Working data:
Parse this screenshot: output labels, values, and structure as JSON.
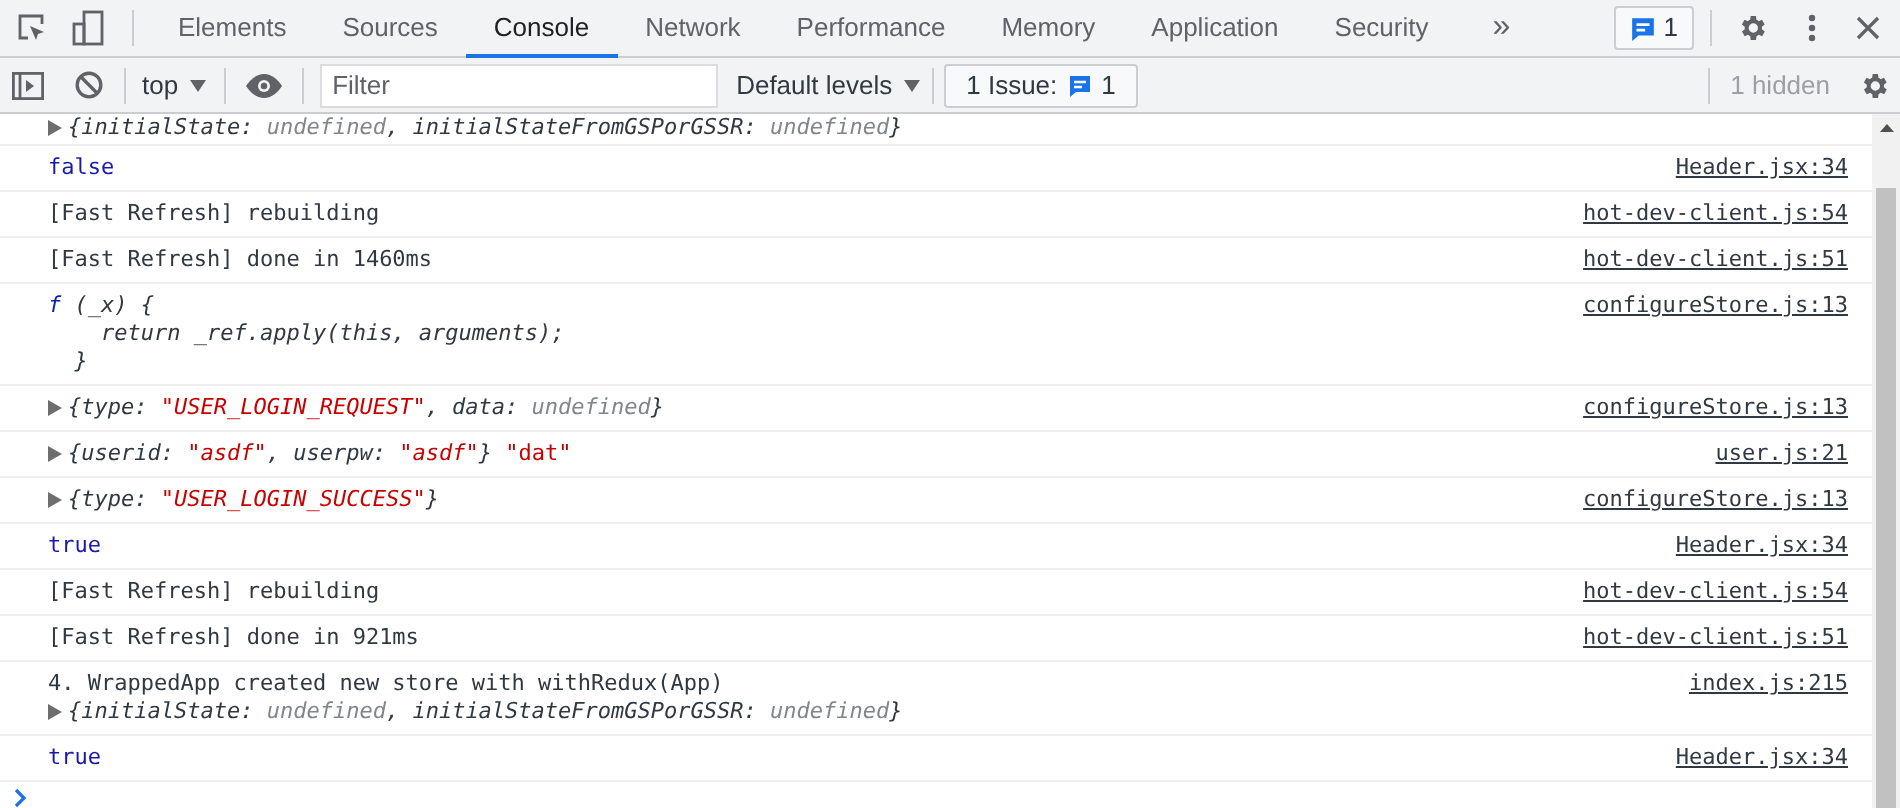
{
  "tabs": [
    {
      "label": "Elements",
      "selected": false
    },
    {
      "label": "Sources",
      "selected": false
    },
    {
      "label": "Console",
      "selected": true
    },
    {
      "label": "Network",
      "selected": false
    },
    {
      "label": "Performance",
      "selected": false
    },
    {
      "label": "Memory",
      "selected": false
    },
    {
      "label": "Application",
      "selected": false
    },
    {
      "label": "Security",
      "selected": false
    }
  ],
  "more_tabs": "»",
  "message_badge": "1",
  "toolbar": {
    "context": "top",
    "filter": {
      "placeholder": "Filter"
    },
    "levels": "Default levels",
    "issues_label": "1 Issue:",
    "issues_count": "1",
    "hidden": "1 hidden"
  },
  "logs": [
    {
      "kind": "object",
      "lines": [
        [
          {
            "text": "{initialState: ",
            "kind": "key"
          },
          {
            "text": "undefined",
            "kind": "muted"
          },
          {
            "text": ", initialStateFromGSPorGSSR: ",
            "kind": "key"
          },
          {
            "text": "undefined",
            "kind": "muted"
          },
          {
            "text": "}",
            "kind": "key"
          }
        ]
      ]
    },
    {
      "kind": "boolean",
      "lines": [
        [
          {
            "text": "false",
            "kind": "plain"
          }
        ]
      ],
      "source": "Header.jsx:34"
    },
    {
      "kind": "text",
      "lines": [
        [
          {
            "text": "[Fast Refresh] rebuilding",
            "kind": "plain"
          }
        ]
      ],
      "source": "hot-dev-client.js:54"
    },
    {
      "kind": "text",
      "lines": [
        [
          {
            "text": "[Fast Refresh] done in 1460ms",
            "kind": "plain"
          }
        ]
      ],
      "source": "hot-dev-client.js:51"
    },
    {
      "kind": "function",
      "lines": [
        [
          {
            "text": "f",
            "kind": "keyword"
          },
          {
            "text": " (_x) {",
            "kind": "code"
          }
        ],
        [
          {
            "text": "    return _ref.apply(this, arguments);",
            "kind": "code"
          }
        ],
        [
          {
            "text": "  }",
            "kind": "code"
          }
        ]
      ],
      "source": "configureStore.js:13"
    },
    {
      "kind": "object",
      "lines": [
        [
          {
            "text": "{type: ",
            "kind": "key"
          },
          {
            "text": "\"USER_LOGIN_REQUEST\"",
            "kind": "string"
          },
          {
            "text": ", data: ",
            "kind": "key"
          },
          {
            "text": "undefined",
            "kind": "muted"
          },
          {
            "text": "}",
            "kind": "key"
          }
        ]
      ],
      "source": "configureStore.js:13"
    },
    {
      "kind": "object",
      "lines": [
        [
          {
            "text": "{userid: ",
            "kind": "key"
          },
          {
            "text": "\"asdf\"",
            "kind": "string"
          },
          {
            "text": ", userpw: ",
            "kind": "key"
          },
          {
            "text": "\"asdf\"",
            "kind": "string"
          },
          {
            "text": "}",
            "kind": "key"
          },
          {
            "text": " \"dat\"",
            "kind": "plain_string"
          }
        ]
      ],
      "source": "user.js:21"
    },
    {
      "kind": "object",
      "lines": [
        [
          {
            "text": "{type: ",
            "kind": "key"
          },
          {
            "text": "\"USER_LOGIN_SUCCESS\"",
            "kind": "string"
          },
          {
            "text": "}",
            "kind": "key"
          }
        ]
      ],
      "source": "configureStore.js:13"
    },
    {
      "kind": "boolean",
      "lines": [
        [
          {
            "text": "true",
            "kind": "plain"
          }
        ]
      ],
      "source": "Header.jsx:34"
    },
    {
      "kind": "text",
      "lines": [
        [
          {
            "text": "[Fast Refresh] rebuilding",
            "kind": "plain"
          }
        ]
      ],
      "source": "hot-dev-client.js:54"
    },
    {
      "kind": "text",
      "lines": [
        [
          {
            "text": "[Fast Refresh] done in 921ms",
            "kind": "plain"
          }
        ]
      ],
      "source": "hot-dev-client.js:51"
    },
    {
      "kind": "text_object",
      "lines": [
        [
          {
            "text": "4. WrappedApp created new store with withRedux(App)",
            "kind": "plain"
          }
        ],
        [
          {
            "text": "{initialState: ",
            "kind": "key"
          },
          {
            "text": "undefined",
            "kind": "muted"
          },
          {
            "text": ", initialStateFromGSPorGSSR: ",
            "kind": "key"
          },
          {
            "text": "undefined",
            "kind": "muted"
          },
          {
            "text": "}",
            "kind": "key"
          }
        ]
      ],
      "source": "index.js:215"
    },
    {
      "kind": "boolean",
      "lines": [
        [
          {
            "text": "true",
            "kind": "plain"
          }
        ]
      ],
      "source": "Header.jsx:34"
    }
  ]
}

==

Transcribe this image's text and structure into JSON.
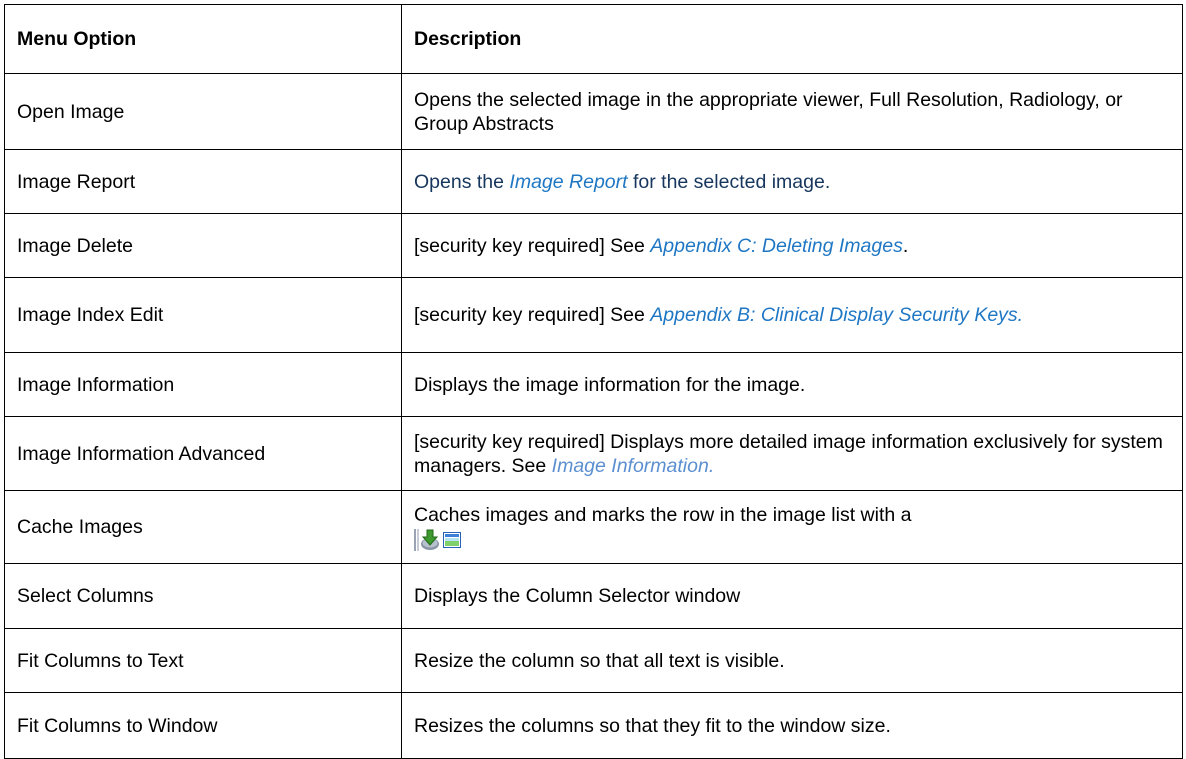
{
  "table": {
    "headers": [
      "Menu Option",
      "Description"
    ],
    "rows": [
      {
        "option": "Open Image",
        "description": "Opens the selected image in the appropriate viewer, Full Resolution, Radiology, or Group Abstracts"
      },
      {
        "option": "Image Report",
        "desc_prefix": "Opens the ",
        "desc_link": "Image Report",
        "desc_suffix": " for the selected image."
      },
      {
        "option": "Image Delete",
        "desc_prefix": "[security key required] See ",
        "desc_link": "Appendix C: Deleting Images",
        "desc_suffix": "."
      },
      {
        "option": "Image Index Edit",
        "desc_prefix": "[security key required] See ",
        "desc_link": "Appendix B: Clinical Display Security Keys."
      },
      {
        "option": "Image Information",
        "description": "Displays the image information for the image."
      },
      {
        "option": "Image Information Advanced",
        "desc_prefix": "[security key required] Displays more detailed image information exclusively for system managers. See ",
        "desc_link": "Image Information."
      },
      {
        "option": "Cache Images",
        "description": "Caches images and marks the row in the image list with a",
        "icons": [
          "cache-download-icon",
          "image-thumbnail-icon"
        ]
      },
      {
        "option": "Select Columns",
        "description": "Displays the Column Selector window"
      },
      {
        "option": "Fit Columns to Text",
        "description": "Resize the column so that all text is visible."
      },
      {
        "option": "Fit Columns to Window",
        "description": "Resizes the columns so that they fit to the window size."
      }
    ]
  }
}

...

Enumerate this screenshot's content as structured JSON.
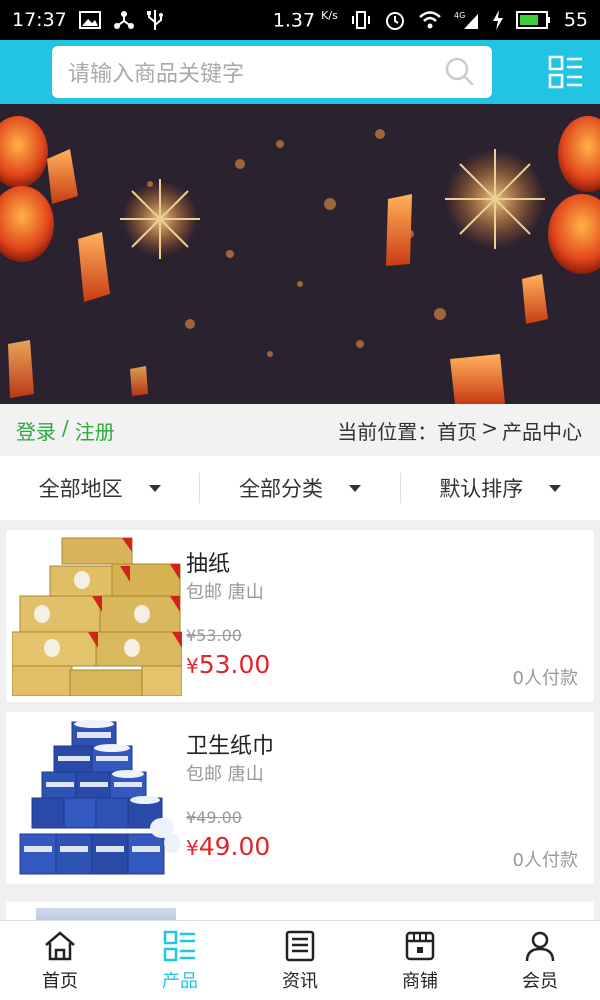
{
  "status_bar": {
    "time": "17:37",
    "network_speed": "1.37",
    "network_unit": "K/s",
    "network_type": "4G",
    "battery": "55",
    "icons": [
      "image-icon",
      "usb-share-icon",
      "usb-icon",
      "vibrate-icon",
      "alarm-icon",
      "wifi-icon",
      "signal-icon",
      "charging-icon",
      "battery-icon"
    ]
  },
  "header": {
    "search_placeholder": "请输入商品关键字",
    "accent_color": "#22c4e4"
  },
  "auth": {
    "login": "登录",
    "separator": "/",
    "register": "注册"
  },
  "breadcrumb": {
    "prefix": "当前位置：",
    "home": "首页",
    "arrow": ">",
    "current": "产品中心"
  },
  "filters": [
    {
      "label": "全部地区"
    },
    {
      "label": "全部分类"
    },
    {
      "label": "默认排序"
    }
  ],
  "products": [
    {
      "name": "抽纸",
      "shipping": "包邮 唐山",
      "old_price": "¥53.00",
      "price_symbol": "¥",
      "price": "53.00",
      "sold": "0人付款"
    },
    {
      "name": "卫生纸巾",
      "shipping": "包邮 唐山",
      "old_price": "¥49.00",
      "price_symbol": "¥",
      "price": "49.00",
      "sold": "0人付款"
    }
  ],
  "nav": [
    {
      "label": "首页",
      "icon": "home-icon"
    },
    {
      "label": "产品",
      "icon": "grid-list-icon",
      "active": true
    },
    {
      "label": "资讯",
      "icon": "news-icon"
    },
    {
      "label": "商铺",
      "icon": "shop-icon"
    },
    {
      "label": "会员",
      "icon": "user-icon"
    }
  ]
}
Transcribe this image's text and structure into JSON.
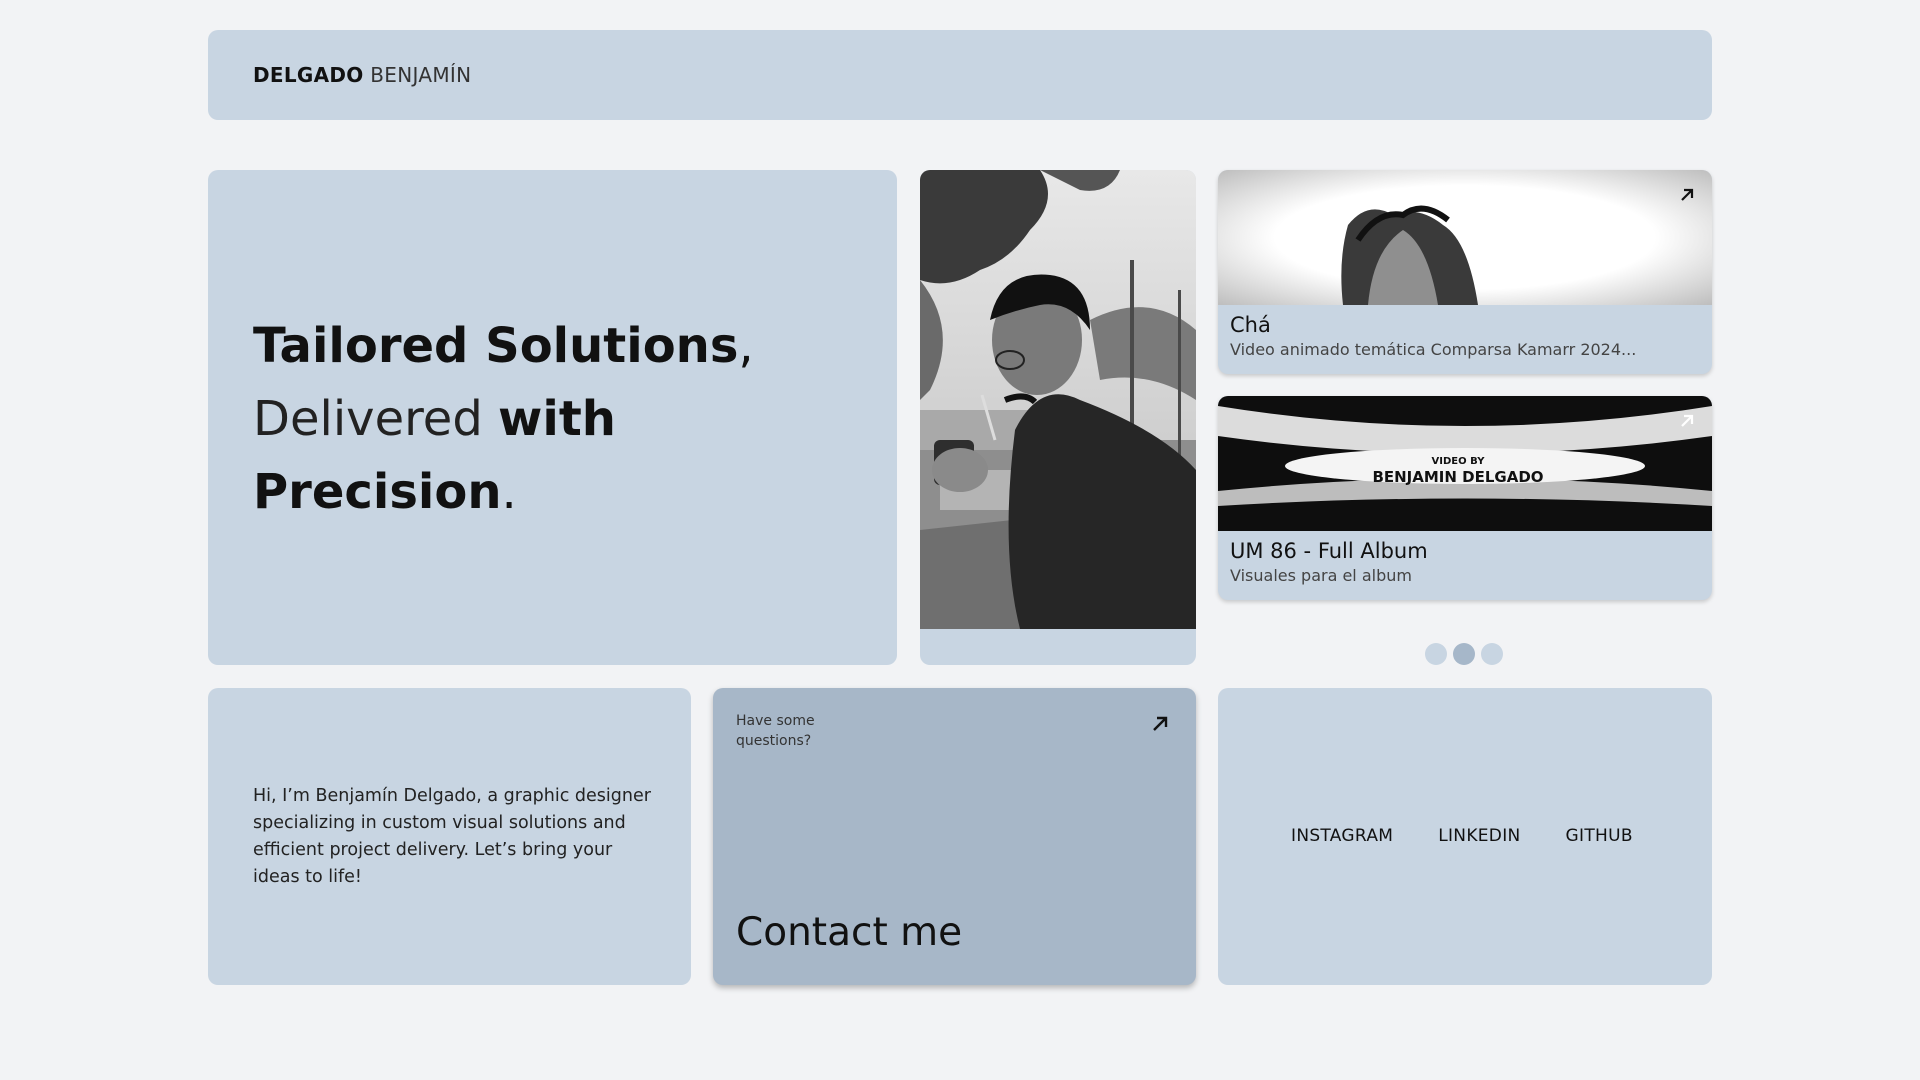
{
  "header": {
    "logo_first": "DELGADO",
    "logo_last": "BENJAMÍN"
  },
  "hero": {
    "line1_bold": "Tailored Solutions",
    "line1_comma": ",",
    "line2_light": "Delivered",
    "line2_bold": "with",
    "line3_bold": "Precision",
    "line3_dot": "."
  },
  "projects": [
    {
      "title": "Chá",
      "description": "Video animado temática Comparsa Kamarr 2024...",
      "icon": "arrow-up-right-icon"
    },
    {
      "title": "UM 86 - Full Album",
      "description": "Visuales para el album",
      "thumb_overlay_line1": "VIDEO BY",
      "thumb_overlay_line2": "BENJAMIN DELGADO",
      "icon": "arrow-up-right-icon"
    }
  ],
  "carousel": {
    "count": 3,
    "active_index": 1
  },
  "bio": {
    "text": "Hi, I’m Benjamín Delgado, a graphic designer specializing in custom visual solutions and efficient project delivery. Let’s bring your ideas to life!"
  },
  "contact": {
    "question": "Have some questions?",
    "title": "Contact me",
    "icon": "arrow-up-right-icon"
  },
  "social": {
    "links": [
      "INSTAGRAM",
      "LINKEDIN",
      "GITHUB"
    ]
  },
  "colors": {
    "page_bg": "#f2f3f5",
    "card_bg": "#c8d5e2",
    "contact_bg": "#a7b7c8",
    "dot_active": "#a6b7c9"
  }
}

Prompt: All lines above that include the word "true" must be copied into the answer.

Reply to the exercise:
      "selected": true
            "text": "true",
            "text": "true",
      "active": true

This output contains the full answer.